Another small junior outfit called Calvista Gold has just joined the pack speculating on the development of a mining district in Santander. This company is owned in part by a Toronto-based natural resources investment bank which includes former Newfoundland Premier and Federal Minister of Industry Brian Tobin and Major General Lewis Mackenzie, current military analyst for various media outlets and contributor to the Globe and Mail, among its board of directors. [28] On November 14th, just a couple of weeks ago, they announced Mr. Edgar Castellanos-González as advisor to their board. Castellanos-González was not only a former designated Ambassador to the OAS and to the UN General Assembly, he is also a former Colombian senator, past mayor of the city of Bucaramanga, and is currently married to the Colombian Ambassador to Canada, Clemencia Forero-Ucros. [29]

Such high level connections start to reveal both the web of real interests trying to harness Canadian and other foreign capital to aggressively expand mineral production in Colombia. They also start to reveal the far too cozy relationships between industry and government in the attempts to open up this sector. As well, they give a glimpse into what those who are organizing around mining in Colombia are up against as they question who this democratic prosperity program is really destined to benefit and try to determine how to best defend the water, land, and livelihoods that its violent imposition puts at stake.


[1] Alex Neve, “Canada’s Tainted trade partner,” Toronto Star, 21Sep11.

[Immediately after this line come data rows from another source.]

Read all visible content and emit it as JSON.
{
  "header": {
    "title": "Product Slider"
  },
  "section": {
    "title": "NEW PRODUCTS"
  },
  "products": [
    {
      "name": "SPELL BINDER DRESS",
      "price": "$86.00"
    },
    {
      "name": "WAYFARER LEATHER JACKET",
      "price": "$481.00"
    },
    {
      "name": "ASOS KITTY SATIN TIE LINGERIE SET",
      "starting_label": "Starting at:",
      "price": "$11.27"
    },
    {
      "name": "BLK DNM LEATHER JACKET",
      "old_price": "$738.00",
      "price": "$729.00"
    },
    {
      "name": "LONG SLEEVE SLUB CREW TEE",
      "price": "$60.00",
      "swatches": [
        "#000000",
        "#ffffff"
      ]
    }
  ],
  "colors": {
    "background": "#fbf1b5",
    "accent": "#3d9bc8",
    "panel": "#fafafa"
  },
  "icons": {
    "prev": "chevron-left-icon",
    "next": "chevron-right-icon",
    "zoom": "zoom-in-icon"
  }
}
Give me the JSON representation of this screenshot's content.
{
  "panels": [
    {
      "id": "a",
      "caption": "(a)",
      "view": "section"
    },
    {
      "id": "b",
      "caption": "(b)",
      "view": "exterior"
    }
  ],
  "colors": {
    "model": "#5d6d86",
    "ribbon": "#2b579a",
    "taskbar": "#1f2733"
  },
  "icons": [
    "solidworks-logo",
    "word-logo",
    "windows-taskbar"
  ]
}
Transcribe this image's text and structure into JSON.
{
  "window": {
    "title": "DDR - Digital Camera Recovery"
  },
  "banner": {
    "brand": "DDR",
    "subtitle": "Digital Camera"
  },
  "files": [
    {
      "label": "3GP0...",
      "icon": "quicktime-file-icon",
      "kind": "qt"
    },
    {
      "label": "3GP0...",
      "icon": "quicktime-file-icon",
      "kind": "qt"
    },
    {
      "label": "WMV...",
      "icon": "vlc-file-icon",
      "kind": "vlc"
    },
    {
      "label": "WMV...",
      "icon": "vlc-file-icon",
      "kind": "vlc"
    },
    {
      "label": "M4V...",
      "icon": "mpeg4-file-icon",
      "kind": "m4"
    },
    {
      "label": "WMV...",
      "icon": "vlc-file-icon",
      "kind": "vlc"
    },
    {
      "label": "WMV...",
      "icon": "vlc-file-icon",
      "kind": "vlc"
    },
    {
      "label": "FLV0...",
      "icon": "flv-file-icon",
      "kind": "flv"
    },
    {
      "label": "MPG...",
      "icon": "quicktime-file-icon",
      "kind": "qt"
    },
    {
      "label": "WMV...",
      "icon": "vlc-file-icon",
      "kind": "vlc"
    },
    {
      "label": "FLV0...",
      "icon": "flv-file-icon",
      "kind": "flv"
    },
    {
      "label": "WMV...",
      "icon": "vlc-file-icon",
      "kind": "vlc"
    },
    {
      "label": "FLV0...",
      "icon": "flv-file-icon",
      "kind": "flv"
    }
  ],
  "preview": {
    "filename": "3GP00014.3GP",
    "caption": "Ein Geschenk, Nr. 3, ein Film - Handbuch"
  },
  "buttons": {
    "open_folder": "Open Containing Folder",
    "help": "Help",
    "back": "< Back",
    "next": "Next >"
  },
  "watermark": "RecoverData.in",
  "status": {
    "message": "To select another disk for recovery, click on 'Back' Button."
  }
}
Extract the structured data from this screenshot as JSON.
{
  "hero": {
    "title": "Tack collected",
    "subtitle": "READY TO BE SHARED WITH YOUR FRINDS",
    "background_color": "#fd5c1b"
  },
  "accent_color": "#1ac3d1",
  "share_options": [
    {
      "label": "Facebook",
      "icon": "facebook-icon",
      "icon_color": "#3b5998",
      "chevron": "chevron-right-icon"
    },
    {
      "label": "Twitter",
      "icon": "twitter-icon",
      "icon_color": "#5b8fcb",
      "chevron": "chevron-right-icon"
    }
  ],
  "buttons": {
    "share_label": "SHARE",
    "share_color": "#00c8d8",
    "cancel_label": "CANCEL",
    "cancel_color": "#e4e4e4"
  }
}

[2] Juan Manuel Santos, Acceptance speech at Canadian Council for the Americas, 22Sep11.
[3] Alex Neve, “Canada’s Tainted trade partner,” Toronto Star, 21Sep11.
[4] The World Factbook, “Distribution of Family Income – Gini Index”.
[5] PBI Colombia, “Mining in Colombia: at what cost?,” November 2011.
[6] MiningWatch Canada, CENSAT-Agua Viva and Inter Pares, “Land and Conflict: Resource Extraction, Human Rights, and Corporate Social Responsibility: Canadian Companies in Colombia,” September 2009.
[7] Juan Manuel Santos, Acceptance speech at Canadian Council for the Americas, 22Sep11.
[8] Globe and Mail, Editorial, “Colombia: Canada’s new partner,” 21Sep11.
[9] Ken Frankel, Introduction to Santos acceptance speech at Canadian Council for the Americas, 22Sep11.
[10] Alex Neve, “Canada’s Tainted trade partner,” Toronto Star, 21Sep11.
[11] O’Connor and Montoya cite 68% of displaced peoples having come from mining zones, while Francisco Ramírez Cuelar estimates that 87% of displaced peoples come from mining and energy areas. See Dermot O’Connor and Juan Pablo Bohórquez Montoya, “Neoliberal Transformation in Colombia’s Goldfields: Development Strategy of Capitalist Imperialism?” in Capital and Society 43:2 (2010); PBI Colombia, “Mining in Colombia: at what cost?,” November 2011.
[12] PBI Colombia, “Mining in Colombia: at what cost?,” November 2011.
[13] Ibid.
[14] Ibid.
[15] Ibid.
[16] Ibid.
[17] Ibid.
[18] Ibid.
[19] Dermot O’Connor and Juan Pablo Bohórquez Montoya, “Neoliberal Transformation in Colombia’s Goldfields: Development Strategy of Capitalist Imperialism?” in Capital and Society 43:2 (2010)
[20] MiningWatch Canada, CENSAT-Agua Viva and Inter Pares, “Land and Conflict: Resource Extraction, Human Rights, and Corporate Social Responsibility: Canadian Companies in Colombia,” September 2009.
[21] Ibid.
[22] Ibid.
[23] MiningWatch Canada, CENSAT-Agua Viva and Inter Pares, “Land and Conflict: Resource Extraction, Human Rights, and Corporate Social Responsibility: Canadian Companies in Colombia,” September 2009.
[24] Companies in addition to Eco Oro Minerals include AUX Canada Acquisition Ltd, Galway Resources, CB Gold, AuRo Resources Corp, Calvista Gold Corporation, and Continental Gold.
[25] Natalia Fajardo, “Water vs. Gold Mining: How a Colombian City United Against Gold Greed,” April 7, 2011.
[26] Dermot O’Connor and Juan Pablo Bohórquez Montoya, “Neoliberal Transformation in Colombia’s Goldfields: Development Strategy of Capitalist Imperialism?” in Capital and Society 43:2 (2010)
[27] See, for example, and     
[28] Norvista Resources, Accessed 4Dec11:
[29] Calvista Gold, “Calvista appoints Edgar Castellanos-Gonzales as Special Advisor to the Board,” November 14, 2011.